Paternity Laws in PA

Paternity Laws in PA

By: Melissa D. Towsey, Esquire

“Paternity” is how fatherhood is legally defined under the laws of Pennsylvania. When a child is born to an unmarried woman in Pennsylvania, there is no legal relationship between the child and the father. Paternity can be established two ways: (1) by agreement of the parents; or (2) by court ordered paternity testing. Paternity can be established if mother and father agree and an Acknowledgment of Paternity form has been signed by both parents and witnessed by a third party. 23 Pa. C.S.A. § 5103

The paternity of a child can also be established by a court. 23 Pa. C.S.A. § 4343. When paternity is disputed by mother or father, a petition to determine paternity can be filed with the court. A judge may then enter an order for genetic testing to scientifically determine the child’s paternity. The test is a buccal swab, which is a swab of the inner cheek. “Genetic test results indicating a 99% or greater probability that the alleged father is the father of the child shall create a presumption of paternity which may be rebutted only by clear and convincing evidence that the results of the genetic tests are not reliable in that particular case.” § 4343(c)(2).

An action to determine paternity may also result when the mother files a Complaint about Child Support or either party files a Complaint about Child Custody.

To schedule an appointment with one of our attorneys, or for further information, call us at LaMonaca Law, at (610) 892-3877.


About the author

About Melissa Towsey

Melissa graduated from the University of Virginia in 2002 with a double major in Sociology and Foreign Affairs.
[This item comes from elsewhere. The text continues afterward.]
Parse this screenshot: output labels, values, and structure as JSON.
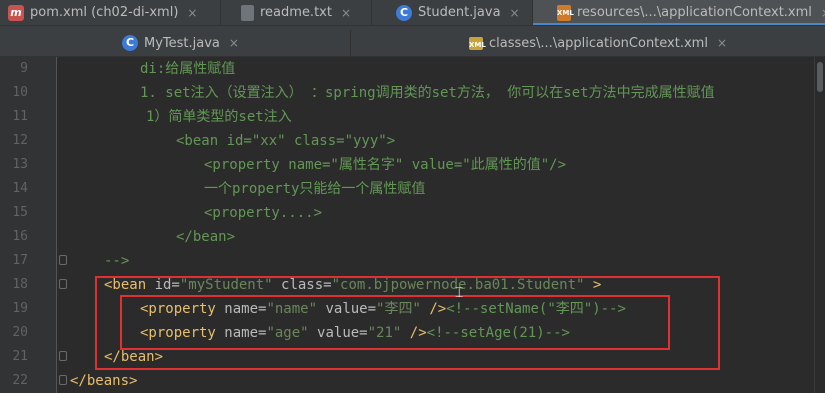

After working for several years as a paralegal in Washington, D.C., she attended The University of Villanova School of Law and graduated in 2010. During law school, Melissa was involved in several public interest organizations and published an article in Villanova’s Environmental Law Journal, “Something Stinks: The Need for Environmental Regulation of Puppy Mills” 21 Vill. Envtl. L.J. 159 (2010) After law school, Melissa clerked for the Honorable Thomas G. Parisi, Administrative Judge of the Criminal Division in the Court of Common Pleas, Berks County. Melissa is the supervising attorney of the firm’s Appellate Unit. The Appellate Unit handles all aspects of the appellate process for family law cases as well as advanced research within the firm. Melissa and her husband, Paul, reside in Montgomery County with their two cats Wembley and Gobo. In her spare time, she enjoys audiobooks, barbeques, and watching action movies.